### Work order
Filter the material below so that only lines containing "glyph" remain.

### Task data
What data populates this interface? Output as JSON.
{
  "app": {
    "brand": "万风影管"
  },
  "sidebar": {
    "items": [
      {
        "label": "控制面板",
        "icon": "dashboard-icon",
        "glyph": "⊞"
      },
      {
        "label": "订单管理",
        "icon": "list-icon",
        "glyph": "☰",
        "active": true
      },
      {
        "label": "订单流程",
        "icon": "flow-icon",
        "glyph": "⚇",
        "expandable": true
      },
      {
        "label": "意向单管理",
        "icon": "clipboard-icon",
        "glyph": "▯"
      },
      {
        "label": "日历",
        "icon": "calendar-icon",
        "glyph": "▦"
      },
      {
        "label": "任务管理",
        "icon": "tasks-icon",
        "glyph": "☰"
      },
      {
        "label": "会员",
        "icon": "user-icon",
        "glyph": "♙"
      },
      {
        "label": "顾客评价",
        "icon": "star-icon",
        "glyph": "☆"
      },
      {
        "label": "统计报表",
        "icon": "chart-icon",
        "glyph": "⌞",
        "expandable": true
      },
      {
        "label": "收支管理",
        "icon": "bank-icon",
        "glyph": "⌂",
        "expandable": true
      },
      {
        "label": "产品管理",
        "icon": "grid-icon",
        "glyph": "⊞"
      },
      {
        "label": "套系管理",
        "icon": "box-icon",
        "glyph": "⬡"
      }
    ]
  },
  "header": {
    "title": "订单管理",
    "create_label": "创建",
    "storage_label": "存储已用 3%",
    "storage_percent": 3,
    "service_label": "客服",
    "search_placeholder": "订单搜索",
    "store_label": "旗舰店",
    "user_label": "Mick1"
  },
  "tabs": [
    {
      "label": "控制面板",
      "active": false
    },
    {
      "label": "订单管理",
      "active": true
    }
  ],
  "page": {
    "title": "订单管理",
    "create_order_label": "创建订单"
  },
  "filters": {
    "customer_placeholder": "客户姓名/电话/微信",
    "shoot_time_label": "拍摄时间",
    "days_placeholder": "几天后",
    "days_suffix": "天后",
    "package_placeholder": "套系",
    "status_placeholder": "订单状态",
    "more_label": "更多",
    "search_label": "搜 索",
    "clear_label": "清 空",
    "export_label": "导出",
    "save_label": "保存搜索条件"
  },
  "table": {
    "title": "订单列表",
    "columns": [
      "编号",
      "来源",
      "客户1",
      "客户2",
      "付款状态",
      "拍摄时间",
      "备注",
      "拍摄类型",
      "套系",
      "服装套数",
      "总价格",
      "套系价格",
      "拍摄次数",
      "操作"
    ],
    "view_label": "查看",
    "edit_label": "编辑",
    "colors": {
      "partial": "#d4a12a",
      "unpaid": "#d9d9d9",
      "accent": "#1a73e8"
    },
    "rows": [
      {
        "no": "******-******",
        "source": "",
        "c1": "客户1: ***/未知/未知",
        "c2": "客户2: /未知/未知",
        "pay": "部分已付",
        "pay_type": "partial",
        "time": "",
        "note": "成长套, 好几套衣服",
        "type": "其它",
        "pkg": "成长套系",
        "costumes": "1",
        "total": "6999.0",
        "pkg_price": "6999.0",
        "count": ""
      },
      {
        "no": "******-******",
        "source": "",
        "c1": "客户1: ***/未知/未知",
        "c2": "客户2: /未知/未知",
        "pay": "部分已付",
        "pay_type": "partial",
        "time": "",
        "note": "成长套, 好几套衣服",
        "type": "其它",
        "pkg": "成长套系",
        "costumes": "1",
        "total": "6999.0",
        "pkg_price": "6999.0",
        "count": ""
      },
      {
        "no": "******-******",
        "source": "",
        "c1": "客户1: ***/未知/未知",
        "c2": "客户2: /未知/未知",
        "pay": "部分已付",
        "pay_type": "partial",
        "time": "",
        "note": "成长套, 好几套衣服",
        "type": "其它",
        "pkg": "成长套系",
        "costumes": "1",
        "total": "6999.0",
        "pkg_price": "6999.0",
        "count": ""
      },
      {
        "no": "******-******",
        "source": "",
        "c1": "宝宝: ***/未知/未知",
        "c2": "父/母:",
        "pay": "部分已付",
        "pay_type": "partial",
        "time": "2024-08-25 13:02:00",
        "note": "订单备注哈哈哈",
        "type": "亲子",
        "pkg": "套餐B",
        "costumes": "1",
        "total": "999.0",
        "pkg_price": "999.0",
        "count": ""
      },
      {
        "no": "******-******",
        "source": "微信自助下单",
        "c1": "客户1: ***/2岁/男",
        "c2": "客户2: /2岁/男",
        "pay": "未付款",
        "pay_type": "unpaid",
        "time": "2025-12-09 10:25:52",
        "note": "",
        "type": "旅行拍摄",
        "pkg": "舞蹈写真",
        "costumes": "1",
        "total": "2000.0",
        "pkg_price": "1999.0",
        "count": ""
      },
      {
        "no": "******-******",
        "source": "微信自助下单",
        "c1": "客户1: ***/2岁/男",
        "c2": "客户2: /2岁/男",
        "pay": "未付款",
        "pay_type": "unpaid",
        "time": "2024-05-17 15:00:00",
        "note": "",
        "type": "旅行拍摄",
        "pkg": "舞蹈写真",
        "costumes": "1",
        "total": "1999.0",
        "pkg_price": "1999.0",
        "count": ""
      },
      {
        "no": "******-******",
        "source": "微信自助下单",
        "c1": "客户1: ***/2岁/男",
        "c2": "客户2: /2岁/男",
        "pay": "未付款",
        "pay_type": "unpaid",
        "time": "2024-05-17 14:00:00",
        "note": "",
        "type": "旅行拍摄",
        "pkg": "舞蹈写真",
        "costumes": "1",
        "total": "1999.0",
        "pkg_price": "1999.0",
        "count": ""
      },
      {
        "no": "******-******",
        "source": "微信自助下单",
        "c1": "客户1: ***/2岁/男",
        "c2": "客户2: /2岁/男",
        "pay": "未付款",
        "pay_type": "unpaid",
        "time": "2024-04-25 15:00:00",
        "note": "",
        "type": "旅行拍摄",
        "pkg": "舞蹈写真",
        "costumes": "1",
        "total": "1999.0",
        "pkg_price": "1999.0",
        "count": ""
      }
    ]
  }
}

### Response area
        "glyph": "⊞"
        "glyph": "☰",
        "glyph": "⚇",
        "glyph": "▯"
        "glyph": "▦"
        "glyph": "☰"
        "glyph": "♙"
        "glyph": "☆"
        "glyph": "⌞",
        "glyph": "⌂",
        "glyph": "⊞"
        "glyph": "⬡"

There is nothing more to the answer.